BRIEF
Copy every line of the records below that holds the word "LEAVING".

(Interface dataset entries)
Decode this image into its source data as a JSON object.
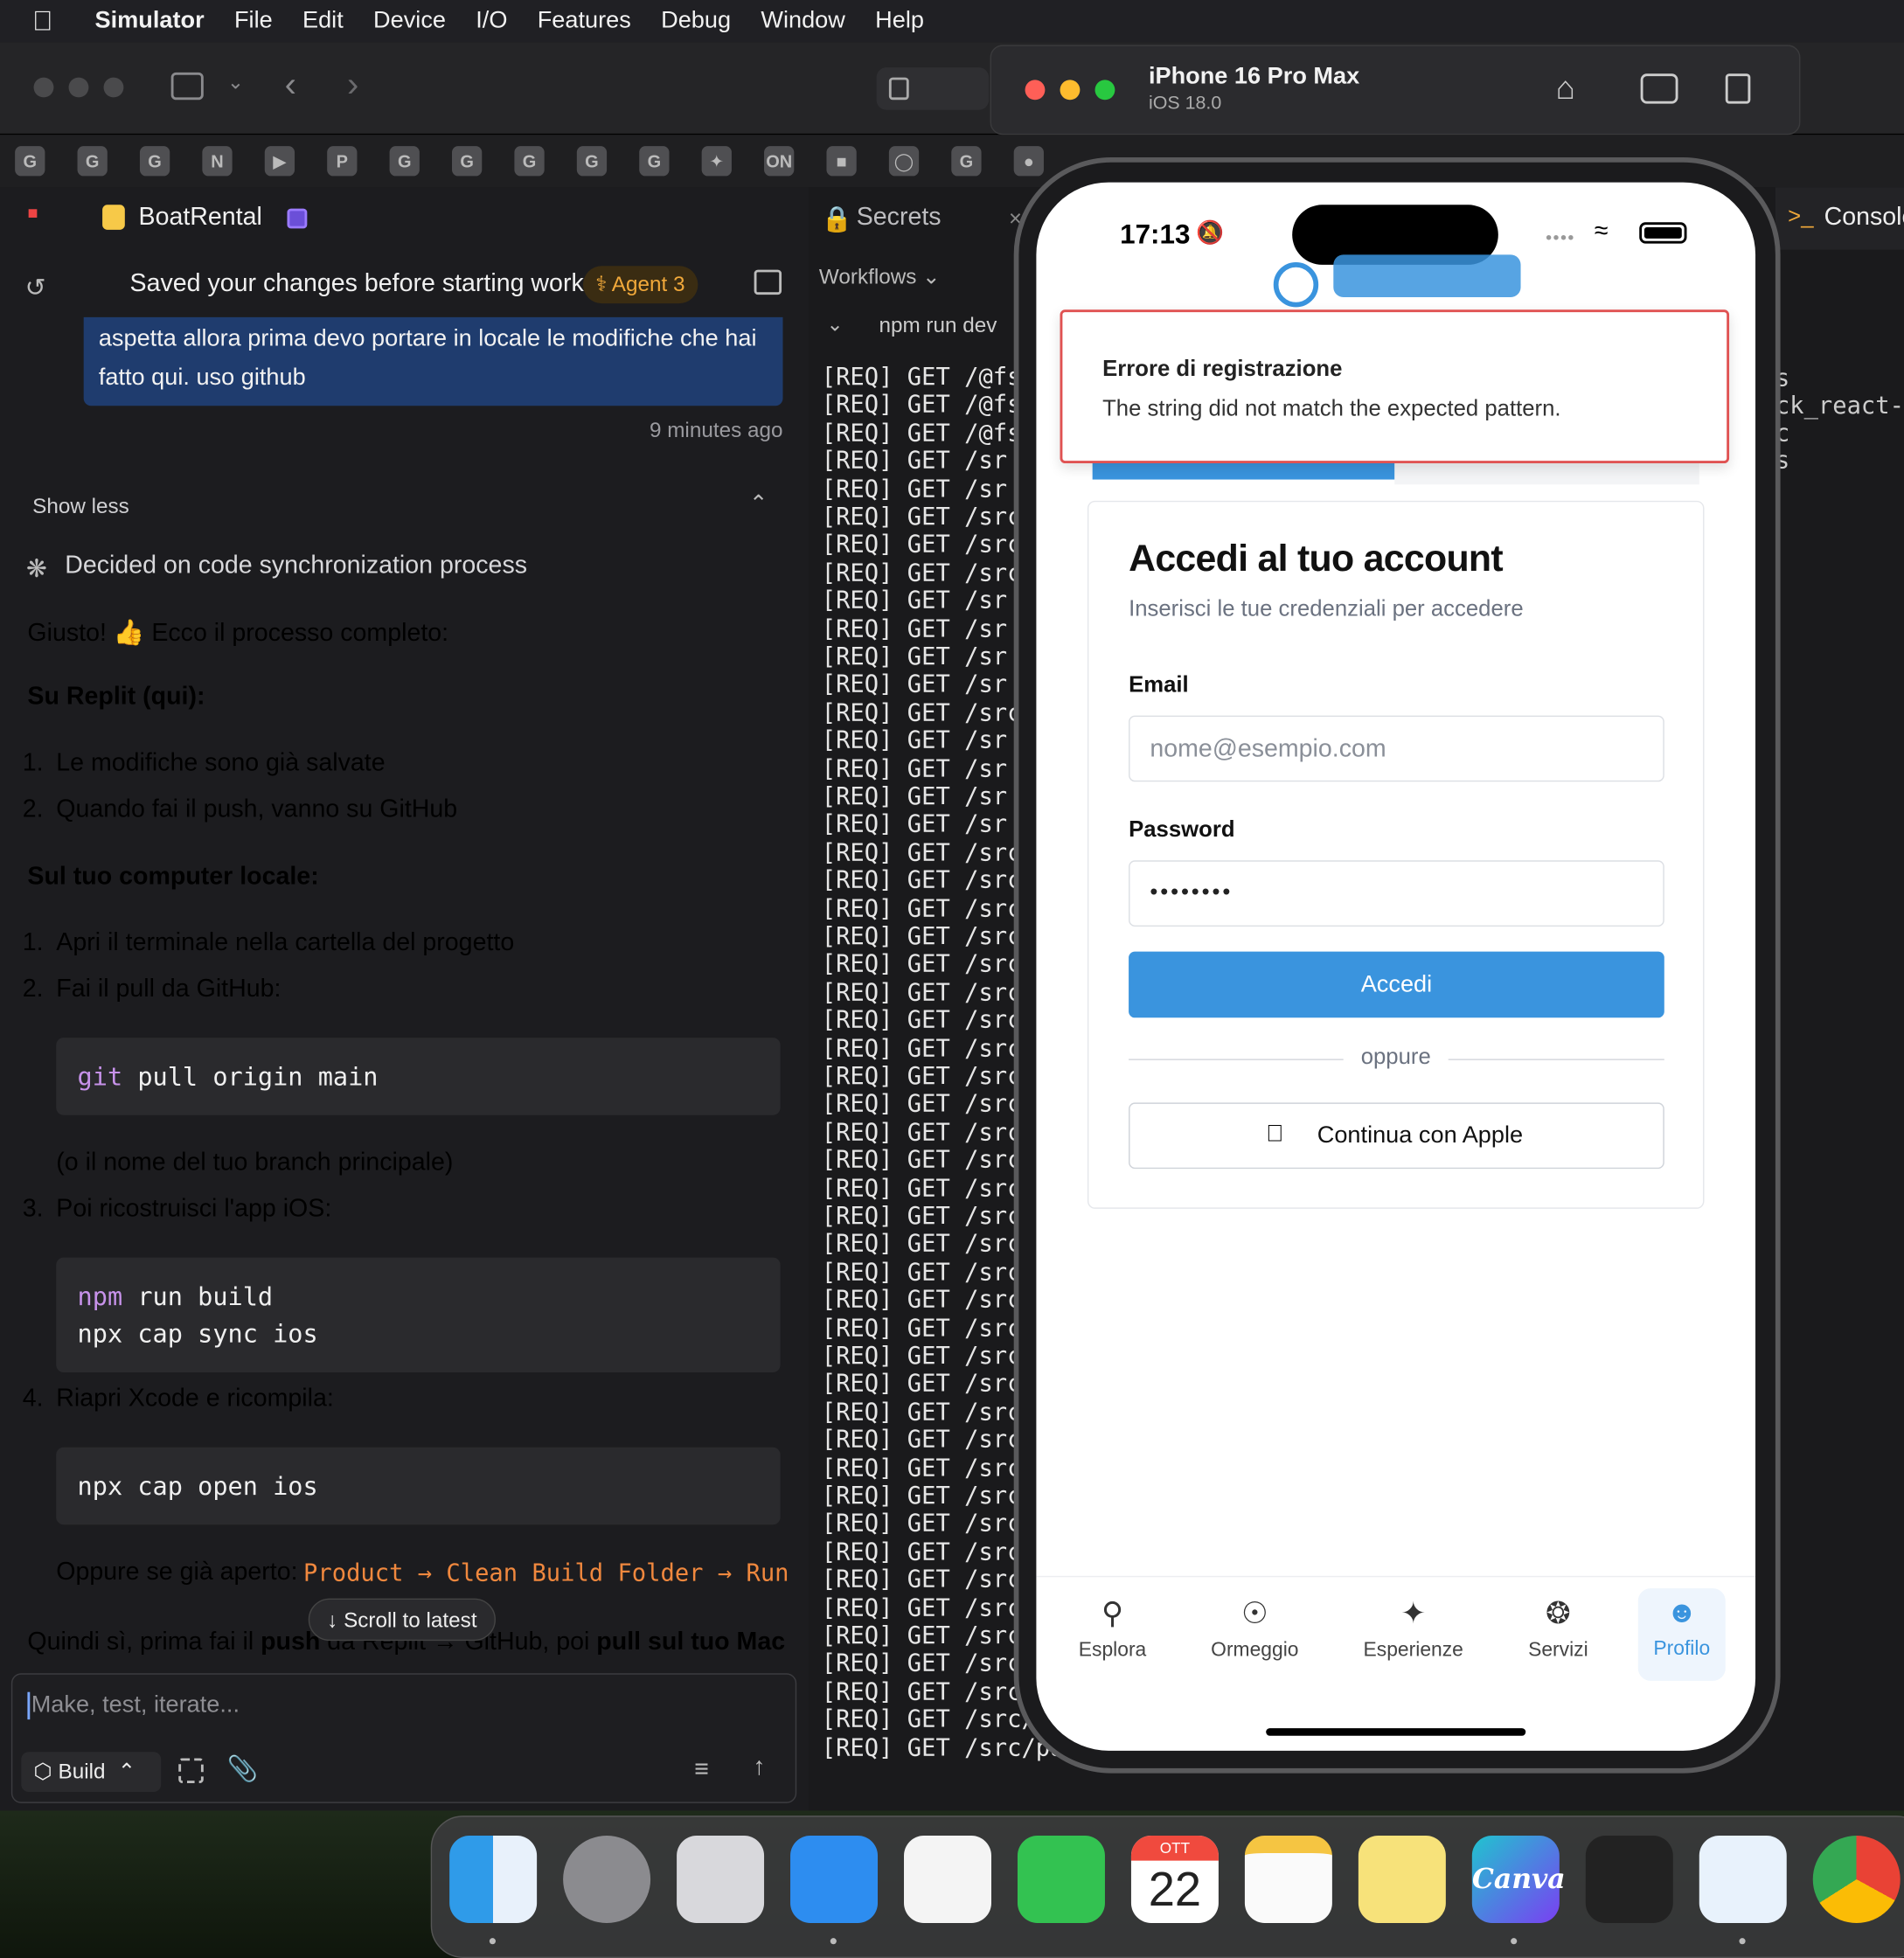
{
  "menubar": {
    "app_name": "Simulator",
    "items": [
      "File",
      "Edit",
      "Device",
      "I/O",
      "Features",
      "Debug",
      "Window",
      "Help"
    ]
  },
  "simulator": {
    "device_name": "iPhone 16 Pro Max",
    "os_version": "iOS 18.0"
  },
  "workspace": {
    "project_name": "BoatRental",
    "secrets_tab": "Secrets",
    "console_tab": "Console",
    "workflows_label": "Workflows",
    "workflow_run": "npm run dev",
    "behind_text": "ck_react-c",
    "behind_text2": "s",
    "behind_text3": "s"
  },
  "agent": {
    "status_text": "Saved your changes before starting work",
    "agent_badge": "Agent 3",
    "user_message": "aspetta allora prima devo portare in locale le modifiche che hai fatto qui. uso github",
    "timestamp": "9 minutes ago",
    "show_less": "Show less",
    "decided": "Decided on code synchronization process",
    "intro": "Giusto! 👍 Ecco il processo completo:",
    "section1_title": "Su Replit (qui):",
    "section1_items": [
      "Le modifiche sono già salvate",
      "Quando fai il push, vanno su GitHub"
    ],
    "section2_title": "Sul tuo computer locale:",
    "section2_items": [
      "Apri il terminale nella cartella del progetto",
      "Fai il pull da GitHub:",
      "Poi ricostruisci l'app iOS:",
      "Riapri Xcode e ricompila:"
    ],
    "code1_keyword": "git",
    "code1_rest": " pull origin main",
    "branch_note": "(o il nome del tuo branch principale)",
    "code2_keyword": "npm",
    "code2_rest": " run build",
    "code2_line2": "npx cap sync ios",
    "code3": "npx cap open ios",
    "alt_prefix": "Oppure se già aperto:",
    "alt_path": "Product → Clean Build Folder → Run",
    "summary_a": "Quindi sì, prima fai il ",
    "summary_b": "push",
    "summary_c": " da Replit → GitHub, poi ",
    "summary_d": "pull sul tuo Mac",
    "scroll_to_latest": "Scroll to latest",
    "input_placeholder": "Make, test, iterate...",
    "build_label": "Build"
  },
  "console_lines": [
    "[REQ] GET /@fs",
    "[REQ] GET /@fs",
    "[REQ] GET /@fs",
    "[REQ] GET /sr",
    "[REQ] GET /sr",
    "[REQ] GET /src",
    "[REQ] GET /src",
    "[REQ] GET /src",
    "[REQ] GET /sr",
    "[REQ] GET /sr",
    "[REQ] GET /sr",
    "[REQ] GET /sr",
    "[REQ] GET /src",
    "[REQ] GET /sr",
    "[REQ] GET /sr",
    "[REQ] GET /sr",
    "[REQ] GET /sr",
    "[REQ] GET /src",
    "[REQ] GET /src",
    "[REQ] GET /src",
    "[REQ] GET /src",
    "[REQ] GET /src",
    "[REQ] GET /src",
    "[REQ] GET /src",
    "[REQ] GET /src",
    "[REQ] GET /src",
    "[REQ] GET /src",
    "[REQ] GET /src",
    "[REQ] GET /src",
    "[REQ] GET /src",
    "[REQ] GET /src",
    "[REQ] GET /src",
    "[REQ] GET /src",
    "[REQ] GET /src",
    "[REQ] GET /src",
    "[REQ] GET /src",
    "[REQ] GET /src",
    "[REQ] GET /src",
    "[REQ] GET /src",
    "[REQ] GET /src",
    "[REQ] GET /src",
    "[REQ] GET /src",
    "[REQ] GET /src",
    "[REQ] GET /src",
    "[REQ] GET /src",
    "[REQ] GET /src",
    "[REQ] GET /src",
    "[REQ] GET /src/",
    "[REQ] GET /src/pages/gestione-prenotazioni.tsx",
    "[REQ] GET /src/pages/analytics-page.tsx"
  ],
  "phone": {
    "time": "17:13",
    "error_title": "Errore di registrazione",
    "error_message": "The string did not match the expected pattern.",
    "login_title": "Accedi al tuo account",
    "login_subtitle": "Inserisci le tue credenziali per accedere",
    "email_label": "Email",
    "email_placeholder": "nome@esempio.com",
    "password_label": "Password",
    "password_value": "••••••••",
    "submit_label": "Accedi",
    "divider_text": "oppure",
    "apple_button": "Continua con Apple",
    "nav": [
      "Esplora",
      "Ormeggio",
      "Esperienze",
      "Servizi",
      "Profilo"
    ]
  },
  "dock": {
    "calendar_month": "OTT",
    "calendar_day": "22",
    "canva_label": "Canva"
  },
  "colors": {
    "accent": "#3a94de",
    "error_border": "#e05252",
    "code_keyword": "#c792ea",
    "path_orange": "#f0883e"
  }
}
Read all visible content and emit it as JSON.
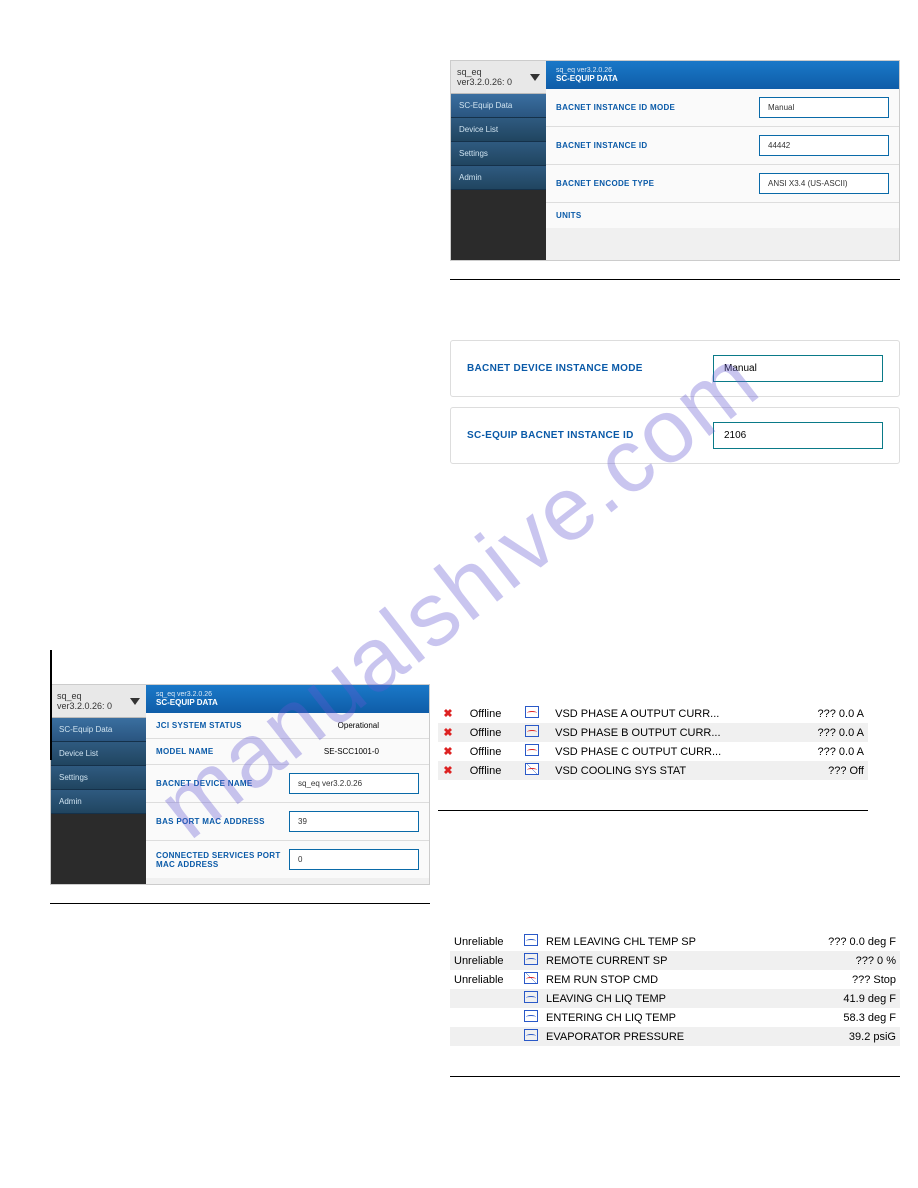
{
  "watermark": "manualshive.com",
  "shot1": {
    "sidebar_top": "sq_eq ver3.2.0.26: 0",
    "sidebar_items": [
      "SC-Equip Data",
      "Device List",
      "Settings",
      "Admin"
    ],
    "header_sub": "sq_eq ver3.2.0.26",
    "header_title": "SC-EQUIP DATA",
    "rows": [
      {
        "label": "BACNET INSTANCE ID MODE",
        "value": "Manual"
      },
      {
        "label": "BACNET INSTANCE ID",
        "value": "44442"
      },
      {
        "label": "BACNET ENCODE TYPE",
        "value": "ANSI X3.4 (US-ASCII)"
      },
      {
        "label": "UNITS",
        "value": ""
      }
    ]
  },
  "fields": [
    {
      "label": "BACNET DEVICE INSTANCE MODE",
      "value": "Manual"
    },
    {
      "label": "SC-EQUIP BACNET INSTANCE ID",
      "value": "2106"
    }
  ],
  "shot2": {
    "sidebar_top": "sq_eq ver3.2.0.26: 0",
    "sidebar_items": [
      "SC-Equip Data",
      "Device List",
      "Settings",
      "Admin"
    ],
    "header_sub": "sq_eq ver3.2.0.26",
    "header_title": "SC-EQUIP DATA",
    "rows": [
      {
        "label": "JCI SYSTEM STATUS",
        "value": "Operational"
      },
      {
        "label": "MODEL NAME",
        "value": "SE-SCC1001-0"
      },
      {
        "label": "BACNET DEVICE NAME",
        "value": "sq_eq ver3.2.0.26"
      },
      {
        "label": "BAS PORT MAC ADDRESS",
        "value": "39"
      },
      {
        "label": "CONNECTED SERVICES PORT MAC ADDRESS",
        "value": "0"
      }
    ]
  },
  "offline_points": [
    {
      "status": "Offline",
      "name": "VSD PHASE A OUTPUT CURR...",
      "val": "??? 0.0 A"
    },
    {
      "status": "Offline",
      "name": "VSD PHASE B OUTPUT CURR...",
      "val": "??? 0.0 A"
    },
    {
      "status": "Offline",
      "name": "VSD PHASE C OUTPUT CURR...",
      "val": "??? 0.0 A"
    },
    {
      "status": "Offline",
      "name": "VSD COOLING SYS STAT",
      "val": "??? Off"
    }
  ],
  "unreliable_points": [
    {
      "status": "Unreliable",
      "icon": "wave",
      "name": "REM LEAVING CHL TEMP SP",
      "val": "??? 0.0 deg F"
    },
    {
      "status": "Unreliable",
      "icon": "wave",
      "name": "REMOTE CURRENT SP",
      "val": "??? 0 %"
    },
    {
      "status": "Unreliable",
      "icon": "slash",
      "name": "REM RUN STOP CMD",
      "val": "??? Stop"
    },
    {
      "status": "",
      "icon": "wave",
      "name": "LEAVING CH LIQ TEMP",
      "val": "41.9 deg F"
    },
    {
      "status": "",
      "icon": "wave",
      "name": "ENTERING CH LIQ TEMP",
      "val": "58.3 deg F"
    },
    {
      "status": "",
      "icon": "wave",
      "name": "EVAPORATOR PRESSURE",
      "val": "39.2 psiG"
    }
  ]
}
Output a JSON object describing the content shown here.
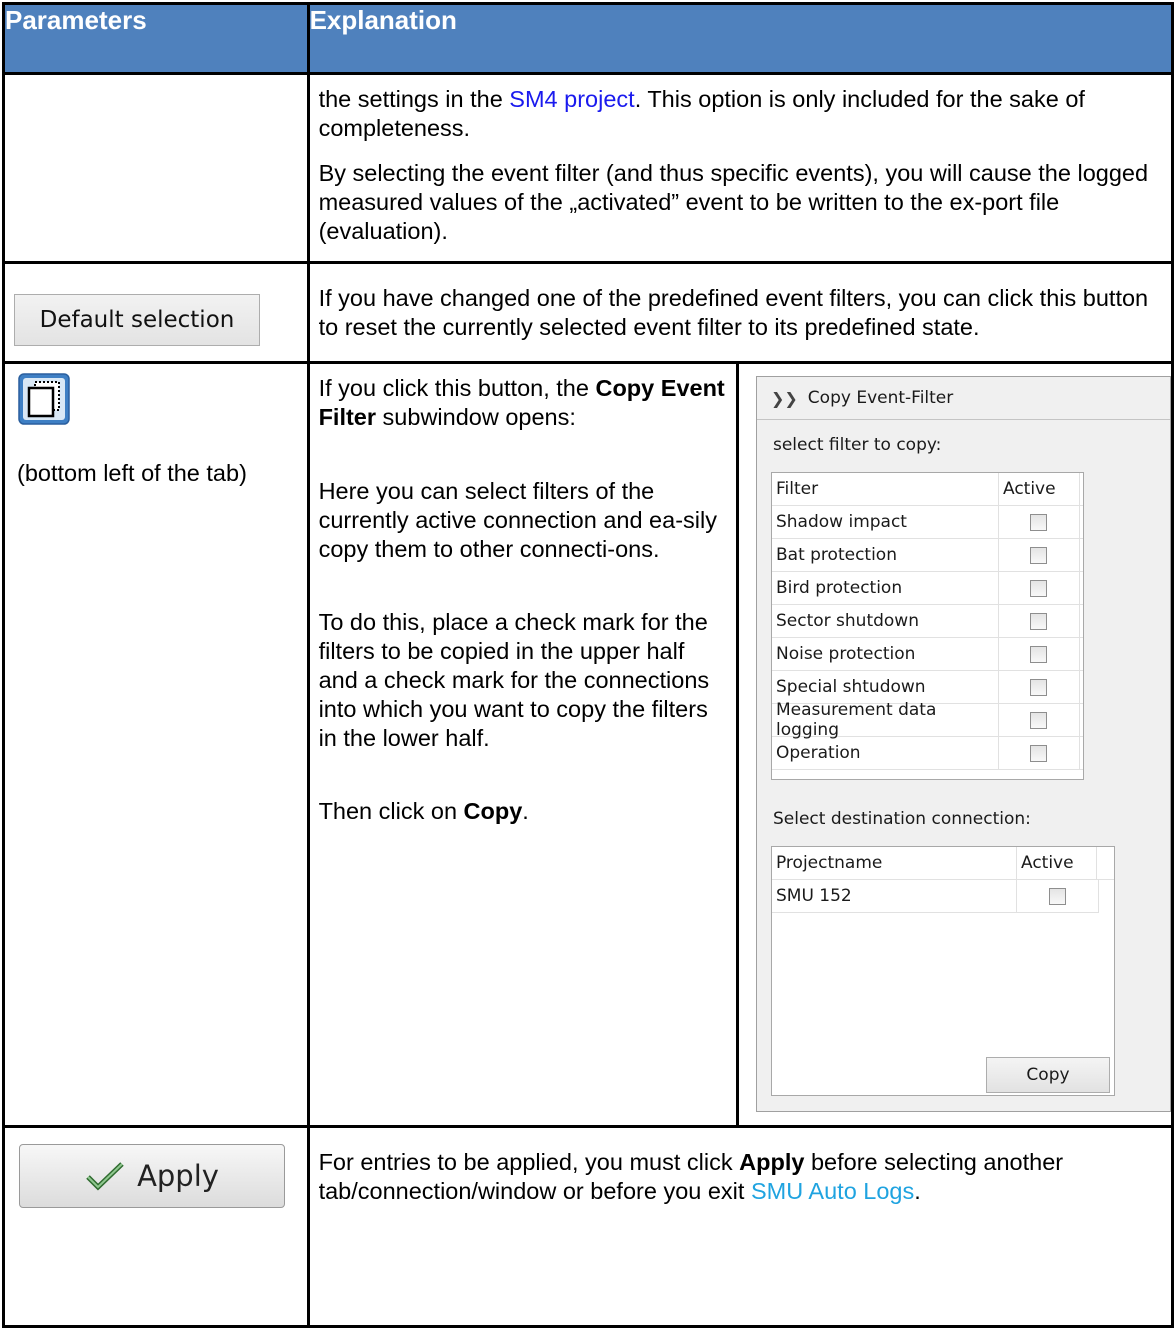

YOUR RESPONSE
      "name": "REM LEAVING CHL TEMP SP",
      "name": "LEAVING CH LIQ TEMP",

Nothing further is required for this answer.